**Aim of the exercise**
No pictures, nothing altered: return the data below.
Extracted entries Start Marker
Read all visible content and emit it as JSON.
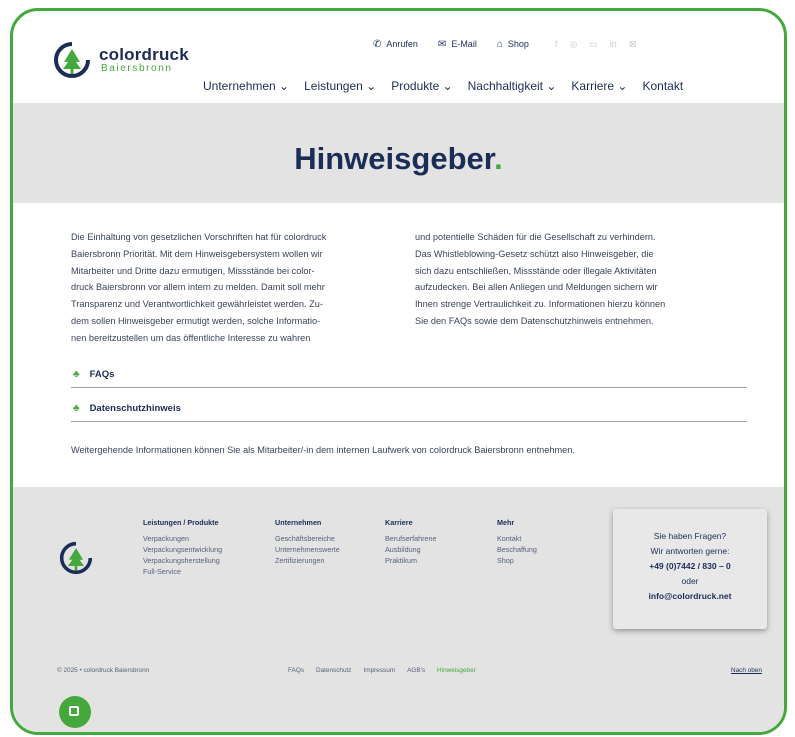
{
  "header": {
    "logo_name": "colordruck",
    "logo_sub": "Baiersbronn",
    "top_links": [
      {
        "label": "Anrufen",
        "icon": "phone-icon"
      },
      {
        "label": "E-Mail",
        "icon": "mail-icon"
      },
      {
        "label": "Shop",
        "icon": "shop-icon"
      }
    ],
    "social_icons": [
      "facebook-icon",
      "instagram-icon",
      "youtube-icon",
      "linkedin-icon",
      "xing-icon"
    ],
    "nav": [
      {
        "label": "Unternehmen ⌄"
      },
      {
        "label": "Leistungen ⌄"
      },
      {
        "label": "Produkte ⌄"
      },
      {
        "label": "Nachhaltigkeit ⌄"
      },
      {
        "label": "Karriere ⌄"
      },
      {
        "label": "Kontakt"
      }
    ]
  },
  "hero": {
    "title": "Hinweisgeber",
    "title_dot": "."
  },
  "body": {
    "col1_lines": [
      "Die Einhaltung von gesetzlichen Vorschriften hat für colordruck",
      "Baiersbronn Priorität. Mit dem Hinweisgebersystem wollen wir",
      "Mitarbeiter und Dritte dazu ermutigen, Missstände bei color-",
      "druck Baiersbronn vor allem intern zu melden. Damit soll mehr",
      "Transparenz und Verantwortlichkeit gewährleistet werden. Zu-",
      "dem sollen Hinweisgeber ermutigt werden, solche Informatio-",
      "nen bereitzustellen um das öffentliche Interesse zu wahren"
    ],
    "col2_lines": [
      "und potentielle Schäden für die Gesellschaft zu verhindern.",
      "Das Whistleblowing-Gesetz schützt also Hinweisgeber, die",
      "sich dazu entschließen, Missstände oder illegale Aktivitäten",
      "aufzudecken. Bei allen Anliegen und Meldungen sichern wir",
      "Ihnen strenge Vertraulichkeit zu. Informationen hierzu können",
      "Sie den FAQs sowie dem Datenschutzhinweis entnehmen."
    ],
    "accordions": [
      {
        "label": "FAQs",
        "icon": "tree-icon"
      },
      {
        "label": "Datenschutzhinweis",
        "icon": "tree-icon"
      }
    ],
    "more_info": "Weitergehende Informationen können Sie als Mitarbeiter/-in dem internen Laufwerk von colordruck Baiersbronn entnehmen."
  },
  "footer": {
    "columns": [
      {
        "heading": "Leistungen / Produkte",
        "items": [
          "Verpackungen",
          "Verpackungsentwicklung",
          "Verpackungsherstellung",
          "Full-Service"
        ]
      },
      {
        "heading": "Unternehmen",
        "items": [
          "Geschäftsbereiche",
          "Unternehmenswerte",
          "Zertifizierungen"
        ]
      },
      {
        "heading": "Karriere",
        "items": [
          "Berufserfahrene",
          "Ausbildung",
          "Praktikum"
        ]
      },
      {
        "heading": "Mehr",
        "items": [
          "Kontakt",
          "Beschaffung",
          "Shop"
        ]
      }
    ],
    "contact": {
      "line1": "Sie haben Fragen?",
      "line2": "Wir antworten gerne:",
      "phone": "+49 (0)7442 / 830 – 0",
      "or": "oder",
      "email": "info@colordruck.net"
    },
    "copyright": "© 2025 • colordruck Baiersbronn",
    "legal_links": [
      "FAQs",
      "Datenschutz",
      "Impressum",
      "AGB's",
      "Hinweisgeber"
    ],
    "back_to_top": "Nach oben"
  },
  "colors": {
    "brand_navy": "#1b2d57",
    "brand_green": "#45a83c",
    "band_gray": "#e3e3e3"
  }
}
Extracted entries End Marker
**Result**
Read all visible content and emit it as JSON.
{
  "header": {
    "logo_name": "colordruck",
    "logo_sub": "Baiersbronn",
    "top_links": [
      {
        "label": "Anrufen",
        "icon": "phone-icon"
      },
      {
        "label": "E-Mail",
        "icon": "mail-icon"
      },
      {
        "label": "Shop",
        "icon": "shop-icon"
      }
    ],
    "social_icons": [
      "facebook-icon",
      "instagram-icon",
      "youtube-icon",
      "linkedin-icon",
      "xing-icon"
    ],
    "nav": [
      {
        "label": "Unternehmen ⌄"
      },
      {
        "label": "Leistungen ⌄"
      },
      {
        "label": "Produkte ⌄"
      },
      {
        "label": "Nachhaltigkeit ⌄"
      },
      {
        "label": "Karriere ⌄"
      },
      {
        "label": "Kontakt"
      }
    ]
  },
  "hero": {
    "title": "Hinweisgeber",
    "title_dot": "."
  },
  "body": {
    "col1_lines": [
      "Die Einhaltung von gesetzlichen Vorschriften hat für colordruck",
      "Baiersbronn Priorität. Mit dem Hinweisgebersystem wollen wir",
      "Mitarbeiter und Dritte dazu ermutigen, Missstände bei color-",
      "druck Baiersbronn vor allem intern zu melden. Damit soll mehr",
      "Transparenz und Verantwortlichkeit gewährleistet werden. Zu-",
      "dem sollen Hinweisgeber ermutigt werden, solche Informatio-",
      "nen bereitzustellen um das öffentliche Interesse zu wahren"
    ],
    "col2_lines": [
      "und potentielle Schäden für die Gesellschaft zu verhindern.",
      "Das Whistleblowing-Gesetz schützt also Hinweisgeber, die",
      "sich dazu entschließen, Missstände oder illegale Aktivitäten",
      "aufzudecken. Bei allen Anliegen und Meldungen sichern wir",
      "Ihnen strenge Vertraulichkeit zu. Informationen hierzu können",
      "Sie den FAQs sowie dem Datenschutzhinweis entnehmen."
    ],
    "accordions": [
      {
        "label": "FAQs",
        "icon": "tree-icon"
      },
      {
        "label": "Datenschutzhinweis",
        "icon": "tree-icon"
      }
    ],
    "more_info": "Weitergehende Informationen können Sie als Mitarbeiter/-in dem internen Laufwerk von colordruck Baiersbronn entnehmen."
  },
  "footer": {
    "columns": [
      {
        "heading": "Leistungen / Produkte",
        "items": [
          "Verpackungen",
          "Verpackungsentwicklung",
          "Verpackungsherstellung",
          "Full-Service"
        ]
      },
      {
        "heading": "Unternehmen",
        "items": [
          "Geschäftsbereiche",
          "Unternehmenswerte",
          "Zertifizierungen"
        ]
      },
      {
        "heading": "Karriere",
        "items": [
          "Berufserfahrene",
          "Ausbildung",
          "Praktikum"
        ]
      },
      {
        "heading": "Mehr",
        "items": [
          "Kontakt",
          "Beschaffung",
          "Shop"
        ]
      }
    ],
    "contact": {
      "line1": "Sie haben Fragen?",
      "line2": "Wir antworten gerne:",
      "phone": "+49 (0)7442 / 830 – 0",
      "or": "oder",
      "email": "info@colordruck.net"
    },
    "copyright": "© 2025 • colordruck Baiersbronn",
    "legal_links": [
      "FAQs",
      "Datenschutz",
      "Impressum",
      "AGB's",
      "Hinweisgeber"
    ],
    "back_to_top": "Nach oben"
  },
  "colors": {
    "brand_navy": "#1b2d57",
    "brand_green": "#45a83c",
    "band_gray": "#e3e3e3"
  }
}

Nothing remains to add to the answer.